The likely future cuts will be especially damaging as pre- and post-budget-cap reductions and stagnation have already led to significant reductions in cut-able fat within the Defense Department. As a result, when national debt concerns rear their head again, the department will have no choice but to hack away at bone and muscle. This challenge will further be exacerbated by the department likely needing to grow — not cut — its budget due to current investments to address much-needed modernization solutions expected to bear fruit in those years to come.
The national security impact of lower tax revenues will not be limited to the Defense Department: The State Department, the United States Agency for International Development and other parts of the government essential to our security will also find themselves on the chopping block. Such has already been the case due to the current administration’s efforts to find budgetary savings; an effort that Republicans and Democrats came together to oppose. Moreover, damage to domestic agencies, which play essential roles in our country’s growth, maintenance and stability, will likely worsen due to their already low budgets.
In reality, given shortfalls in the defense budget and demands on our military, tax increases rather than cuts should likely be on the table. Where previous wars have been funded via war taxes, since 9/11, the country has primarily seen tax cuts and fought our wars “on credit.”
Additionally, while we have maintained a steady demand on our military — both for continuing operations and to recover and retrain from the past decade and a half — we are forcing them to live under capped budgets.
Moreover, we live in an uncertain security environment with one of the broadest range of threats in recent history, requiring a large, expensive military and national security apparatus and range of capabilities to address such threats.
The military commonly defines strategy in terms of ends, ways and means. A strategy without the necessary means (i.e., a budget) is a dangerous endeavor. Recent budgets have created a dangerous mismatch between what we are asking our military to do and what we are funding it to do. Further reductions in revenues would increase that mismatch.
While Congress should take action to increase growth and help those left behind by our current economy — including considering truly revenue-neutral tax reform, growing defense manufacturing and job retraining around key areas of growth — it must do so while accounting for our revenue demands.
Few like paying taxes. However, accepting sufficient taxes to secure our country is not just patriotic — it is also necessary.
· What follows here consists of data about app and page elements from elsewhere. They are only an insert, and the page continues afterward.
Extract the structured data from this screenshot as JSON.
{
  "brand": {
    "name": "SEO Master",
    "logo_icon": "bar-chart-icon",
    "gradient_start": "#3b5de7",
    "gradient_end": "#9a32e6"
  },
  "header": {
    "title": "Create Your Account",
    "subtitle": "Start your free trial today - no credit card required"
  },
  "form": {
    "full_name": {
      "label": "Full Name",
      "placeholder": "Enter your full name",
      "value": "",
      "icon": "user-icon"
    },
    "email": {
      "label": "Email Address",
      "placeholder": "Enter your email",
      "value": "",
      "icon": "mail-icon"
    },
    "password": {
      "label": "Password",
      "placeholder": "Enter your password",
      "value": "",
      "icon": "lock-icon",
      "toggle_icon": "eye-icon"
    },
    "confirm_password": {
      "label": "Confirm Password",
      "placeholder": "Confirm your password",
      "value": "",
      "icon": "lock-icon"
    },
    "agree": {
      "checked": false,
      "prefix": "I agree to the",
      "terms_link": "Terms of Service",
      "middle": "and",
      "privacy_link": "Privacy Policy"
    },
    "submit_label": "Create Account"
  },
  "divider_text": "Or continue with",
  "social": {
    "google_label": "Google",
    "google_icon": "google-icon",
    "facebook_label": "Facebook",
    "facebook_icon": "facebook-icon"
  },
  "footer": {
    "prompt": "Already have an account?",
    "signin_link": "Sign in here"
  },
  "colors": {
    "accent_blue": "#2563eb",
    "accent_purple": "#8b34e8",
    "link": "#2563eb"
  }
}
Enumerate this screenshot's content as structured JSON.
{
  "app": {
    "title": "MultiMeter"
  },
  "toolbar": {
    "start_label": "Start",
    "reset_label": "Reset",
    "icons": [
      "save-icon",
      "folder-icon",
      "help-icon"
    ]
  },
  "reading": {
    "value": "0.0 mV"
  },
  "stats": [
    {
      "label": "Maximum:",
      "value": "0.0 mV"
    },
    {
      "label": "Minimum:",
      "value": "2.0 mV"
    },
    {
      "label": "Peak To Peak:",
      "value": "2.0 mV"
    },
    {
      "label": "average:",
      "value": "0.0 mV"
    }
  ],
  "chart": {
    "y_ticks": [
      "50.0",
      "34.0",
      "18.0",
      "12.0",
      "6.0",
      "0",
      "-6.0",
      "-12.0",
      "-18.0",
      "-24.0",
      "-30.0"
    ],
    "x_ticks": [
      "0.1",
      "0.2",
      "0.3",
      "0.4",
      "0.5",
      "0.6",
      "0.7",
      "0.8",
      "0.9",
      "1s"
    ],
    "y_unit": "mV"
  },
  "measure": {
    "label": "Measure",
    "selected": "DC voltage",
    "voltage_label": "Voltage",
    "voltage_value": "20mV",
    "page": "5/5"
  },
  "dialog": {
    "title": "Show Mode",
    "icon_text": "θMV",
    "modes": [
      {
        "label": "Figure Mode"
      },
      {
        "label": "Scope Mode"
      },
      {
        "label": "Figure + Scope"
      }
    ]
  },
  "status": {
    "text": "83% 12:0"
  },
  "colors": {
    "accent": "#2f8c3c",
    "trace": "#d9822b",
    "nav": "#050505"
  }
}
Justin S. Rubin is a former appointee for the Department of the Army under the Obama administration. He is a member of the Truman National Security Project’s Defense Council and an associate at Kasowitz Benson Torres LLP. The views expressed here are his own and do not necessarily reflect the views of his employer or the Truman National Security Project.